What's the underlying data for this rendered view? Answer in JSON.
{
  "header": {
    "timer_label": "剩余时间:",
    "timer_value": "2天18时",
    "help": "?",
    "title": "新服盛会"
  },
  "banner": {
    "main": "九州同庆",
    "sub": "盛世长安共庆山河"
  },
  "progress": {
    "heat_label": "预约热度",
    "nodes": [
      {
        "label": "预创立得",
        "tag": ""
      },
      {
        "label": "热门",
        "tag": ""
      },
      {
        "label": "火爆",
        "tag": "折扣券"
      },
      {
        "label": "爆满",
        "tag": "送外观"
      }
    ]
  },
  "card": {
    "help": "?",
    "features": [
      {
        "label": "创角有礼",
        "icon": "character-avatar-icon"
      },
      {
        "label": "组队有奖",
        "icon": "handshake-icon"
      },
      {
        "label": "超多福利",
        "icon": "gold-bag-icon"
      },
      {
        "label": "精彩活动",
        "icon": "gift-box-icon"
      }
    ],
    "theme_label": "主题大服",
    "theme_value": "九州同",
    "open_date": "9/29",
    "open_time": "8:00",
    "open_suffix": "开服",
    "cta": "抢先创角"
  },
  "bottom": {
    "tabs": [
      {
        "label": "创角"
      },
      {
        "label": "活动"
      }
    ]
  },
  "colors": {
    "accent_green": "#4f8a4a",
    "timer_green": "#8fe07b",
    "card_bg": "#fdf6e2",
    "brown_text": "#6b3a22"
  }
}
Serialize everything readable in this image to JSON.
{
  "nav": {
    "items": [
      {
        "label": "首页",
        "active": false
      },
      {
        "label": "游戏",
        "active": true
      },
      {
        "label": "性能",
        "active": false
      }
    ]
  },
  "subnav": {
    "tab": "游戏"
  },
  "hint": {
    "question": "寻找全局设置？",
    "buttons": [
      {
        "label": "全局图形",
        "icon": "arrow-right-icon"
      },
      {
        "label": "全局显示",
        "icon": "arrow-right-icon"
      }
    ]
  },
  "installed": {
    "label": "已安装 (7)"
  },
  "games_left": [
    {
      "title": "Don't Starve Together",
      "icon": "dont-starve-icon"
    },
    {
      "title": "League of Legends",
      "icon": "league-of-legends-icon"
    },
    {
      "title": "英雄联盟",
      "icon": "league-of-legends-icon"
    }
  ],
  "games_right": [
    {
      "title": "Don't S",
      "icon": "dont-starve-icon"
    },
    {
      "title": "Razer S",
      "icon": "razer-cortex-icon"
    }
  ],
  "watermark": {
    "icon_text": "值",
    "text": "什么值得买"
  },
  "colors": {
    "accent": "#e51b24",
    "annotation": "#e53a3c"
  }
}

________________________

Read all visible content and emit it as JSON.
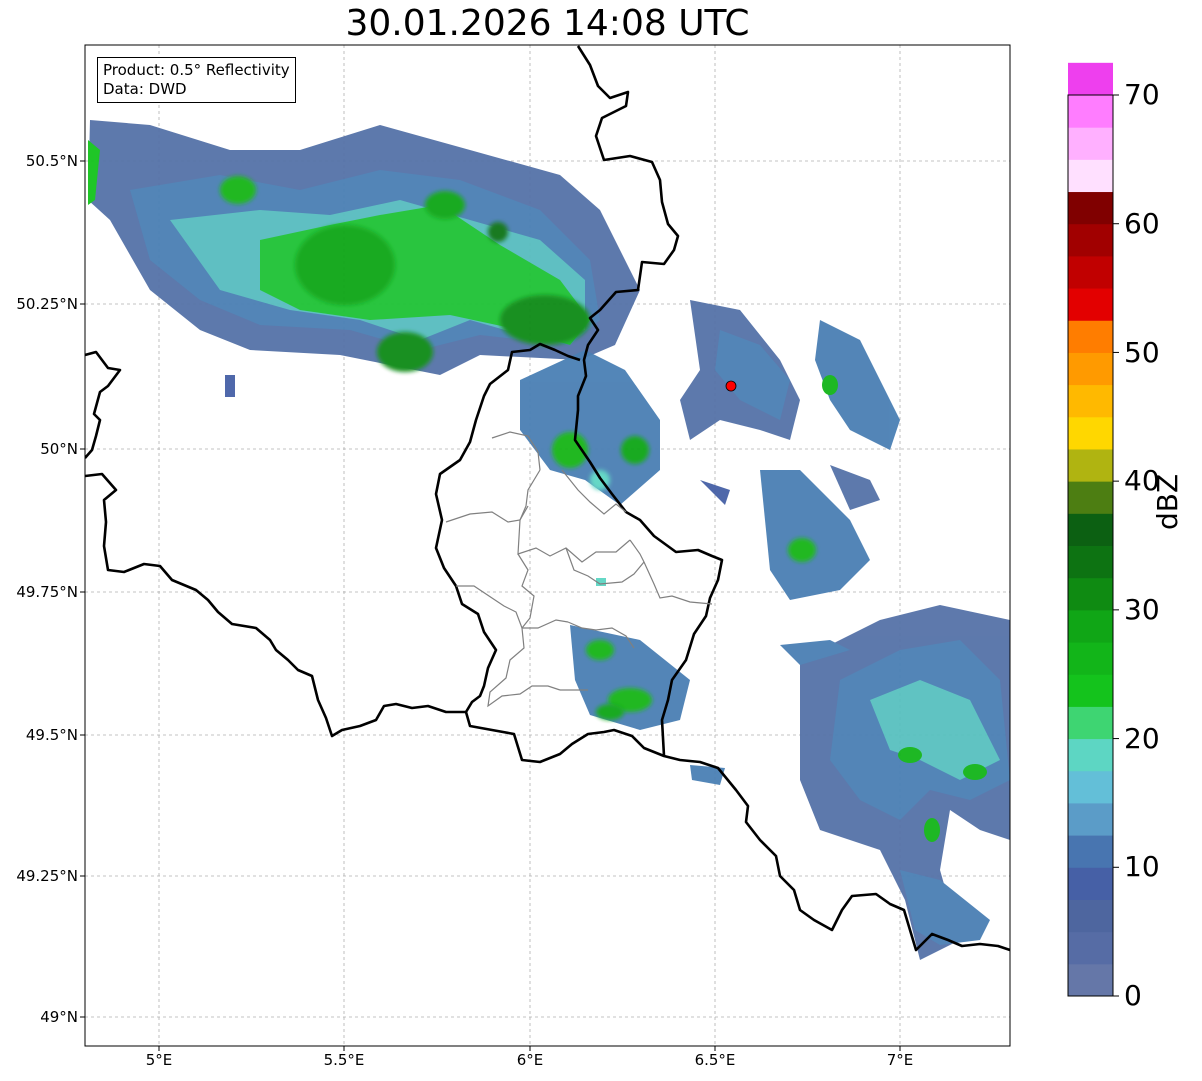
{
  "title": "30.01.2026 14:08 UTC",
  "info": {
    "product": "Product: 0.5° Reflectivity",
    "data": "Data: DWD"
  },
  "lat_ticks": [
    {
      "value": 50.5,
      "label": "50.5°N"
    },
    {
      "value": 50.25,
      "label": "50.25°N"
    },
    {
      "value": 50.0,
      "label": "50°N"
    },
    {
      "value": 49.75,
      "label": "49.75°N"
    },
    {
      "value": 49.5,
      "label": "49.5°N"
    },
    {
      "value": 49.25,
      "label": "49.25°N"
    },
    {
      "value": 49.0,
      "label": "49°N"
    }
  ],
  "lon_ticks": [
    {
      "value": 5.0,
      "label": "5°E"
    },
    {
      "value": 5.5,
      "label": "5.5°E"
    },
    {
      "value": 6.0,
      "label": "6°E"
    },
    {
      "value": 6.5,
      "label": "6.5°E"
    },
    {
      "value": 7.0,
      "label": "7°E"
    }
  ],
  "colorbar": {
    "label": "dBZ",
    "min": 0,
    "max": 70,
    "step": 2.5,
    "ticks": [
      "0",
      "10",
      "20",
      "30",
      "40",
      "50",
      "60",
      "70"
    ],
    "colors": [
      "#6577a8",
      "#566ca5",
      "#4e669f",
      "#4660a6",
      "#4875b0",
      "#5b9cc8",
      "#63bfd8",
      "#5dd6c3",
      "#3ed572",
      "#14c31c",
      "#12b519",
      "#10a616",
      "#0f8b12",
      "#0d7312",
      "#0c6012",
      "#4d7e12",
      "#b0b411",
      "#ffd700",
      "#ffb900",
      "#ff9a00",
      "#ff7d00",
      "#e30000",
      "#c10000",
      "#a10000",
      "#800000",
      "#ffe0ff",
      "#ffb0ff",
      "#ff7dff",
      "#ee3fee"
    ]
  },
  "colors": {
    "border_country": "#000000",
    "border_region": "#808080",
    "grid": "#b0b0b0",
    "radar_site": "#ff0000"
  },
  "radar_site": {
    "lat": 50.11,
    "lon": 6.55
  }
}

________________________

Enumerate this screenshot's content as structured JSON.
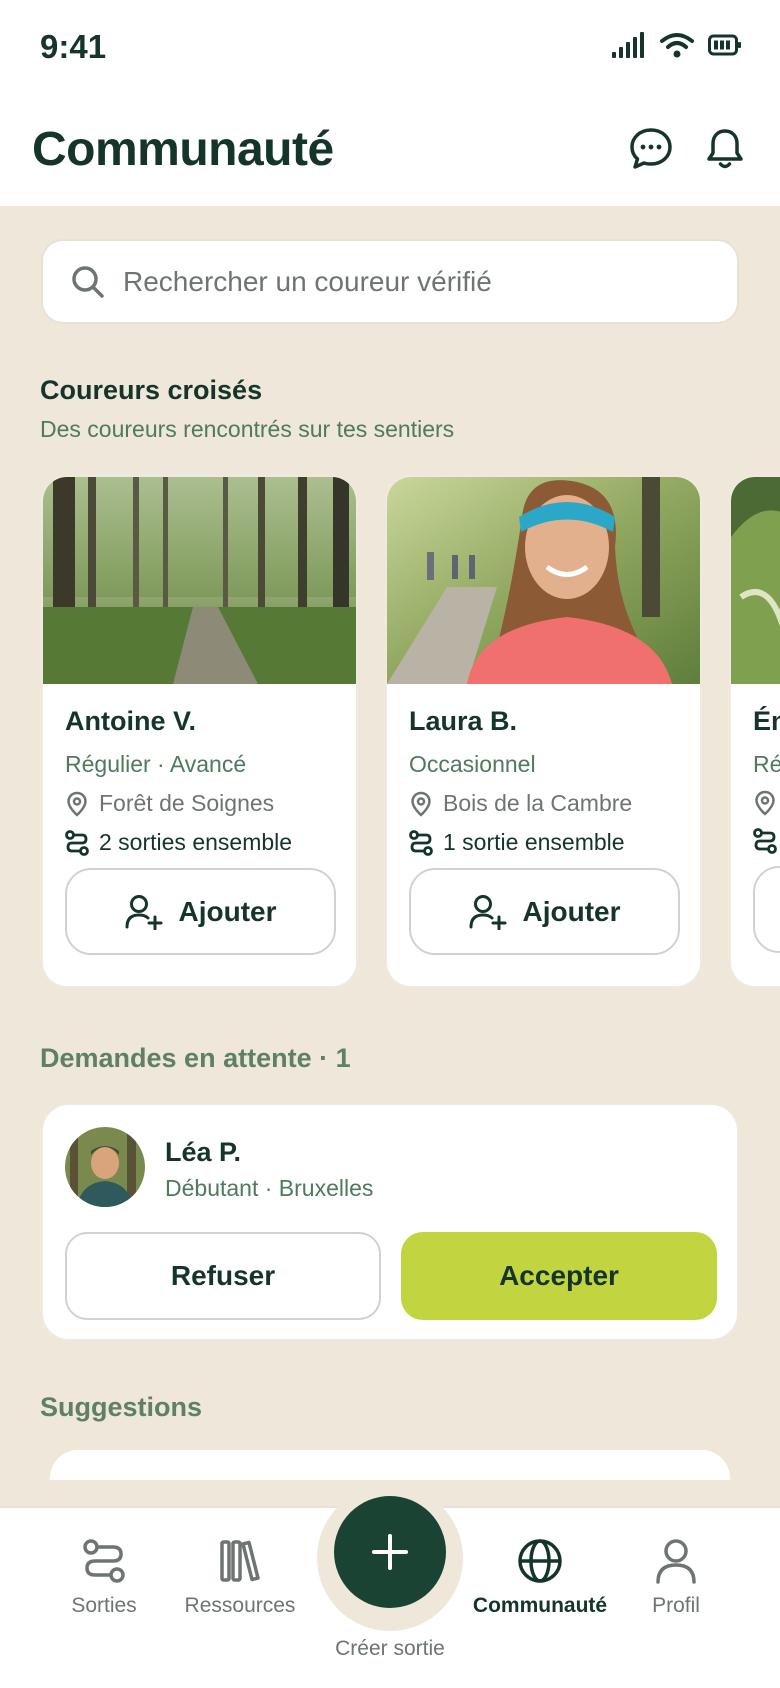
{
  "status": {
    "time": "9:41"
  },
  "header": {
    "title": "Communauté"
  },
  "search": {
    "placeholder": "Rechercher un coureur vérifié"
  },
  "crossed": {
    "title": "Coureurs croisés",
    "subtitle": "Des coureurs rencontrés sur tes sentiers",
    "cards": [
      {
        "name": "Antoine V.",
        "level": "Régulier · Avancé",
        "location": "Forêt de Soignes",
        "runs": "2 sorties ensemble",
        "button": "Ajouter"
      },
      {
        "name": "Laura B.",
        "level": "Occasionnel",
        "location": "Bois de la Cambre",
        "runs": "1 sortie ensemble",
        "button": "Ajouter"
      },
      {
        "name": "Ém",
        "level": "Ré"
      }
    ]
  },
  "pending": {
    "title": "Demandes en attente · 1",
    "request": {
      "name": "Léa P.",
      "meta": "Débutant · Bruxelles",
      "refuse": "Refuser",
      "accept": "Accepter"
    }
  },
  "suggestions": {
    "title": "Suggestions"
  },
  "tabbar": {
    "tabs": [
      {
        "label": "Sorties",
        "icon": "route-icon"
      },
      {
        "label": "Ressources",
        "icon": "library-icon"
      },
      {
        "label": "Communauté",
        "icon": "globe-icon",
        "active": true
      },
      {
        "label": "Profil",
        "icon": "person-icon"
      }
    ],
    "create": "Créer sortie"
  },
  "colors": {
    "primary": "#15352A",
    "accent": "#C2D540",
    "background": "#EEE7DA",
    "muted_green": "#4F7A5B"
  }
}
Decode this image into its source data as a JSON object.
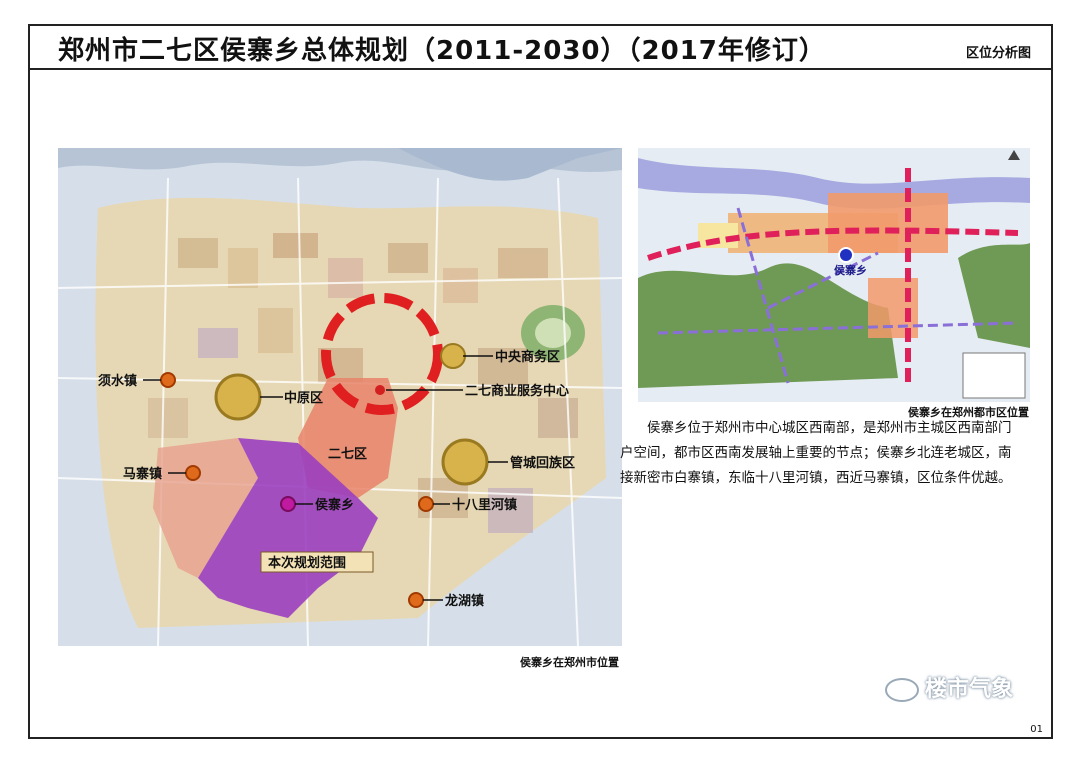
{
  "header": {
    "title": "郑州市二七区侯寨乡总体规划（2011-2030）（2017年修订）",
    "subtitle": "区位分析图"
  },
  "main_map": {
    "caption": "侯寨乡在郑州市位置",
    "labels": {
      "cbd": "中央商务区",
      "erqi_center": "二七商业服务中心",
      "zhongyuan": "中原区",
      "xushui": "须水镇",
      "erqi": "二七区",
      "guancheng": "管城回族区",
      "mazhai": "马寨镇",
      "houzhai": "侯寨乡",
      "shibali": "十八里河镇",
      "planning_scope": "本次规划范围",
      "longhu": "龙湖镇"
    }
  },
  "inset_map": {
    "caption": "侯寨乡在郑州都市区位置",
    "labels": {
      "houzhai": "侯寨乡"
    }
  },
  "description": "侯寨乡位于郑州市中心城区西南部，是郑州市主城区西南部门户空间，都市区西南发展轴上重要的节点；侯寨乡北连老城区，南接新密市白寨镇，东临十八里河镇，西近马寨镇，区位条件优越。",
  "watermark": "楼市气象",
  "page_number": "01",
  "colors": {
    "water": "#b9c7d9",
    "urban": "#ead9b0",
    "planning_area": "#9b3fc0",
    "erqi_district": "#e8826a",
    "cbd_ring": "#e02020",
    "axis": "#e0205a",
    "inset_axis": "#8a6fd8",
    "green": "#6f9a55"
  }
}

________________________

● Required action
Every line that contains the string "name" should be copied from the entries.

● Response
        "name": "Antoine V.",
        "name": "Laura B.",
        "name": "Ém",
      "name": "Léa P.",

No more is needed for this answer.